A complete answer lists every line of the entries below where the string "text" appears.
╭─ Exercise inputs
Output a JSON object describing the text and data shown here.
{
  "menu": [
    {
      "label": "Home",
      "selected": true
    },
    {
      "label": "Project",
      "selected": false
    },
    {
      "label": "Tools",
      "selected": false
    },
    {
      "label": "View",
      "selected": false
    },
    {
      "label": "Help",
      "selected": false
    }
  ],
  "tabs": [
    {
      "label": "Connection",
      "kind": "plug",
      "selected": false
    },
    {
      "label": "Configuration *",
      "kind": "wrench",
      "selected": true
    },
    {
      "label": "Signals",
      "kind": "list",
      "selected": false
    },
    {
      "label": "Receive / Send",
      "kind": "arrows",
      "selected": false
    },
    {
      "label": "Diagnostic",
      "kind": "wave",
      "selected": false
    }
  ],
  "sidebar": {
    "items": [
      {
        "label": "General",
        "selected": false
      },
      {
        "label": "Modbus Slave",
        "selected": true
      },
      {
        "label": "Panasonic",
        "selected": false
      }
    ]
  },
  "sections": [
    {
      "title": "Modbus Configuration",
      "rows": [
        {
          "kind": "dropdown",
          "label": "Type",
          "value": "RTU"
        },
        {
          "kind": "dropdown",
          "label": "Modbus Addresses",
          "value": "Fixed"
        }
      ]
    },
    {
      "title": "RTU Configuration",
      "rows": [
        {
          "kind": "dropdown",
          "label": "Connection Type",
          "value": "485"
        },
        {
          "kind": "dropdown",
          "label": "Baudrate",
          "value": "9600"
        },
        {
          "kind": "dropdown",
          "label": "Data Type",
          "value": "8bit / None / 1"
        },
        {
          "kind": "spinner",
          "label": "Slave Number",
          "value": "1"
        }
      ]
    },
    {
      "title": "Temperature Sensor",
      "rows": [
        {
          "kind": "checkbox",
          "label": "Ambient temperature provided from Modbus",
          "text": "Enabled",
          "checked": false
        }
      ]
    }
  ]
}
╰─
Solution to this problem:
Output a JSON object describing the text and data shown here.
          "text": "Enabled",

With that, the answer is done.